“Liberty Jail changed Joseph,” Brother Baugh said. “He became more compassionate, more kind, and more determined to do what the Lord asked.”

In a March 20, 1839, letter to Edward Partridge, Joseph said the Liberty Jail experience was a trial “equal to that of Abraham.”

In a later presentation, Brother Baugh said Liberty Jail was used as a county jail until 1858, when it was replaced. The property was vacant and the building was used as an icehouse for several years. It was bought by Leroy Stephens in 1904, who tore down the remains of the upper floor and built a house using the existing foundation as part of the foundation of the house. The house was sold to Carl Fisher in 1920.

Wilford C. Wood of Woods Cross, Utah, bought the house on June 19, 1939, for $400 and gave it to the Church. President Heber J. Grant then paid Brother Wood for the house.

For 10 years, there was no development, so in 1949 Brother Wood purchased the house next door as a residence for a missionary couple to give tours; from 1949 to 1958 missionaries lived in the house and gave tours. It was also used as a meetinghouse for the Liberty Branch.

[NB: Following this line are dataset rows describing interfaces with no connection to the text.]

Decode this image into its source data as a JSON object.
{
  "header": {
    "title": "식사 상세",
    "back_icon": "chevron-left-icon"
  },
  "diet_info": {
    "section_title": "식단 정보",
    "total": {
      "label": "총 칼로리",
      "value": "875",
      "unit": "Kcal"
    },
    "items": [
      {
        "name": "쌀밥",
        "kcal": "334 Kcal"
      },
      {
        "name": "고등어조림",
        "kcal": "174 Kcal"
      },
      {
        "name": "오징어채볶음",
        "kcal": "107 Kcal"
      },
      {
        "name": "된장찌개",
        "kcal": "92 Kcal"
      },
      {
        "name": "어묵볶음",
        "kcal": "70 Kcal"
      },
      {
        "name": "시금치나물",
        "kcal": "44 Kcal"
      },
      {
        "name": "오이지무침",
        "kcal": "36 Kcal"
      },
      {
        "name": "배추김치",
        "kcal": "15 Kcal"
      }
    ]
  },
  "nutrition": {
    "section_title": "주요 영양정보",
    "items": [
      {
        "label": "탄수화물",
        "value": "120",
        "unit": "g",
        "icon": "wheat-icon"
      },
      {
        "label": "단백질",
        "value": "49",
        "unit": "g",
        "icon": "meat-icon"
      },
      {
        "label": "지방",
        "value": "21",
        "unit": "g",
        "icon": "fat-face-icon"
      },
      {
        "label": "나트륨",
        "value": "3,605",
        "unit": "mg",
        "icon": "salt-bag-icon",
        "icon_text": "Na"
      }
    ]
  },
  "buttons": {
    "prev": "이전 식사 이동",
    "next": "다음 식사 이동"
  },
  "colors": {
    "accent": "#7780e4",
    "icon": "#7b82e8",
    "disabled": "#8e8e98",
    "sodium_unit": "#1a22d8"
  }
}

The current visitors’ center was constructed in 1962–63.

Susan Easton Black, BYU professor of Church history and doctrine, spoke of Alexander W. Doniphan, the Missouri militia officer who defended Joseph Smith and other Church leaders from illegal execution in events leading up to their imprisonment at Liberty.

She quoted his well-known written defiance of Major General Samuel D. Lucas’s order to shoot Joseph and the other prisoners on the public square at Far West. But she also quoted his private statement to Lucas: “You hurt one of these men if you dare and I will hold you personally responsible for it, and at some other time you and I will meet again when in mortal combat and we will see who is the better man.”

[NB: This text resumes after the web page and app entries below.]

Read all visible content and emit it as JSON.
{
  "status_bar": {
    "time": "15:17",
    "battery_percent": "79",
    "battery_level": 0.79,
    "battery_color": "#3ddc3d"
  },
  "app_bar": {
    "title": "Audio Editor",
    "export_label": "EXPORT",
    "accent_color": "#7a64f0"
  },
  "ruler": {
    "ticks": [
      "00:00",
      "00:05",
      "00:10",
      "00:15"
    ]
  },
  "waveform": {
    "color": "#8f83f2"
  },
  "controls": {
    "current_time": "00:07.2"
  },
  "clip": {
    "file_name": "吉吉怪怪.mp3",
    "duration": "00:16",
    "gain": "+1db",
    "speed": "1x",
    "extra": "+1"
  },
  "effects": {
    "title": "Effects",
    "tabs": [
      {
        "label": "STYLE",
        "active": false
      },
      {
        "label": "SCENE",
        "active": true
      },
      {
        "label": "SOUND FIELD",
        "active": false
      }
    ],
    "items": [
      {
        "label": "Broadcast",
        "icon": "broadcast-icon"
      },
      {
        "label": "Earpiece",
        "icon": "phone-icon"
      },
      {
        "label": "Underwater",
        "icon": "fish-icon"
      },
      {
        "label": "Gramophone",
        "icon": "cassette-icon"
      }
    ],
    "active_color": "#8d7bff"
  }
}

Daniel C. Peterson, BYU professor of Islamic studies and a frequent speaker on and defender of Mormonism, spoke on the topic “Suffering, Lies, and Injustice: Lessons from Liberty,” drawing thoughts from Doctrine and Covenants 121–23.

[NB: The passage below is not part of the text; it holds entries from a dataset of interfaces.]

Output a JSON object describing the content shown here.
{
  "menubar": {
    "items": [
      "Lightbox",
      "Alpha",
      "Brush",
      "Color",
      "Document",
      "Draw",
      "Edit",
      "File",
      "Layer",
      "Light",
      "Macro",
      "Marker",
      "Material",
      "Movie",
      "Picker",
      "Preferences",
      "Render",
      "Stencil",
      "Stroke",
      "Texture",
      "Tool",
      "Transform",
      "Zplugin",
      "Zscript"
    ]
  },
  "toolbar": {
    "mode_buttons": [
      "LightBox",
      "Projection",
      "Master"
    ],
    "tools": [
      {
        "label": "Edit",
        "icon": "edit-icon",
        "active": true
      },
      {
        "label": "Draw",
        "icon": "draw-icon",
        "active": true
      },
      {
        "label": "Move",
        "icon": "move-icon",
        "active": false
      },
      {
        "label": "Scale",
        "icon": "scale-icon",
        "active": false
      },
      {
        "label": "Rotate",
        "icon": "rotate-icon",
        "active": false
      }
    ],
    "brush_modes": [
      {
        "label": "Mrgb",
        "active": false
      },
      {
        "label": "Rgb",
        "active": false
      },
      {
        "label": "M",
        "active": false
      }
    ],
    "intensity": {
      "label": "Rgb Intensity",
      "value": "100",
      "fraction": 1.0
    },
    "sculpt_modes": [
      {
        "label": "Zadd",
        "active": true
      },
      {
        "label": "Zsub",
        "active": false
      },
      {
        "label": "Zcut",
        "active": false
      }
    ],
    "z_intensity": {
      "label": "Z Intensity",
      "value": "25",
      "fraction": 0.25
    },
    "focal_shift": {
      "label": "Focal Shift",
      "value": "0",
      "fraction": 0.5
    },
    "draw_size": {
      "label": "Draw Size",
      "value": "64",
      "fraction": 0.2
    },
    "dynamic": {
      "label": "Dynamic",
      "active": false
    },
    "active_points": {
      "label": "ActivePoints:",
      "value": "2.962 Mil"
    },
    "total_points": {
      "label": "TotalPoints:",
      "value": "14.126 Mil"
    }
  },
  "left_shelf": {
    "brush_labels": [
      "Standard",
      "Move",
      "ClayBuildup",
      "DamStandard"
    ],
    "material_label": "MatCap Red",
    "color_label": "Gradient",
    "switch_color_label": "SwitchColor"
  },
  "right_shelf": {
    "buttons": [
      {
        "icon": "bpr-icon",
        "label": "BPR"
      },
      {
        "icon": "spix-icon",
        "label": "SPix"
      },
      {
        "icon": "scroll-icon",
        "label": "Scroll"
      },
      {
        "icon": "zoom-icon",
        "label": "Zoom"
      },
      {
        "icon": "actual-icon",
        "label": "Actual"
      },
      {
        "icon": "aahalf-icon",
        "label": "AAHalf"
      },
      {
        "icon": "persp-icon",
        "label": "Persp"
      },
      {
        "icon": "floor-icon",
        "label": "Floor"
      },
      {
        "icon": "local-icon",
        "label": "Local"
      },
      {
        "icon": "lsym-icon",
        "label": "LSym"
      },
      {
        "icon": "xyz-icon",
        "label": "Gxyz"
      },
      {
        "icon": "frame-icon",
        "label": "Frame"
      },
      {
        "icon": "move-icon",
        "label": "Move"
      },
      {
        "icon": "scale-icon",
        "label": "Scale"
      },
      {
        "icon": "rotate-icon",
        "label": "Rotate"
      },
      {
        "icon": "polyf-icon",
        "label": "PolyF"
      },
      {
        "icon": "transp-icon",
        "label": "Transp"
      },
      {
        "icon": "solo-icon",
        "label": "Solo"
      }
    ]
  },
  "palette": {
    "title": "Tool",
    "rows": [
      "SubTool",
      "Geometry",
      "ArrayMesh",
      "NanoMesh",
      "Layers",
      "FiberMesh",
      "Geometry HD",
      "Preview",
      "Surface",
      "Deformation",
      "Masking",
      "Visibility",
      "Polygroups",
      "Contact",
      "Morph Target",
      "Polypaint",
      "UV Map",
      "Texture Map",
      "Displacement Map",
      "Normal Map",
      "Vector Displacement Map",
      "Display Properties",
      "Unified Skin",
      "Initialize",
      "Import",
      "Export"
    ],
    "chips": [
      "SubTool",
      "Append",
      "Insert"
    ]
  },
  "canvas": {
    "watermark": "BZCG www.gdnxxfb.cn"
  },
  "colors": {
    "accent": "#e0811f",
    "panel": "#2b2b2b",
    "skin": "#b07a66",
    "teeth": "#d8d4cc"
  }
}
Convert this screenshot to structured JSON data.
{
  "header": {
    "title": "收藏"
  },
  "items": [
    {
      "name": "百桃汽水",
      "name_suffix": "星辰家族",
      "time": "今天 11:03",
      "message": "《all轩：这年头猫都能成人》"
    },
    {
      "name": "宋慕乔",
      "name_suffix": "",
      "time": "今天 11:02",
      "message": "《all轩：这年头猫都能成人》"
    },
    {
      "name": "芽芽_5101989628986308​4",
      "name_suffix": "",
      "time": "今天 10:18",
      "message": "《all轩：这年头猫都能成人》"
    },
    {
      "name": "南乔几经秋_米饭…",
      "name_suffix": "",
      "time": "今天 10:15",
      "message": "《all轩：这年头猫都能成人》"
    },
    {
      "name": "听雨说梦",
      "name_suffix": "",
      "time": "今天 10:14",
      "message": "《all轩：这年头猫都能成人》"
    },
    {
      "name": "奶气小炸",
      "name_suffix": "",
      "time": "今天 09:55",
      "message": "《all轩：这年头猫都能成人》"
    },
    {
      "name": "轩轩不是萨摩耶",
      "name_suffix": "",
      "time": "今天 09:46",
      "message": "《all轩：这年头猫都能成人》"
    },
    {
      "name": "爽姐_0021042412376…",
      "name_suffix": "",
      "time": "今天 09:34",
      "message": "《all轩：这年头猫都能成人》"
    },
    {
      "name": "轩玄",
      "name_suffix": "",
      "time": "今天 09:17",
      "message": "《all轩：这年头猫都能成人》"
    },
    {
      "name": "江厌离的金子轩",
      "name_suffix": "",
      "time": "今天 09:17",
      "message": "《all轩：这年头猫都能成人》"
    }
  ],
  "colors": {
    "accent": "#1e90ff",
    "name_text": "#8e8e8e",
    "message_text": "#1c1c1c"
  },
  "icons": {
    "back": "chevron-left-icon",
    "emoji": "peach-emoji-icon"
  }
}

“We all go through trials of greater or lesser degree,” he said, “from defeats, losses, bereavement, betrayal at the hands of people we thought friends. And the Lord promises us ultimate triumph. But it comes on His timetable, not ours. And to Him a day is as a thousand years. So, yes, Joseph was promised that his adversity and his affliction would be but for a small moment and that he would then be exalted above all his foes, but it actually lasted for more than five additional years, and, in a very real sense, his triumph came only after his death.”

Brother Peterson expanded upon the Lord’s statement that “the Son of Man hath descended below them all,” and the question “Art thou greater than he?” (D&C 122:8). Brother Peterson said that the unique heart of Christianity is that God is not a distant “unmoved mover” but that He understands mortal trials, having shared them all.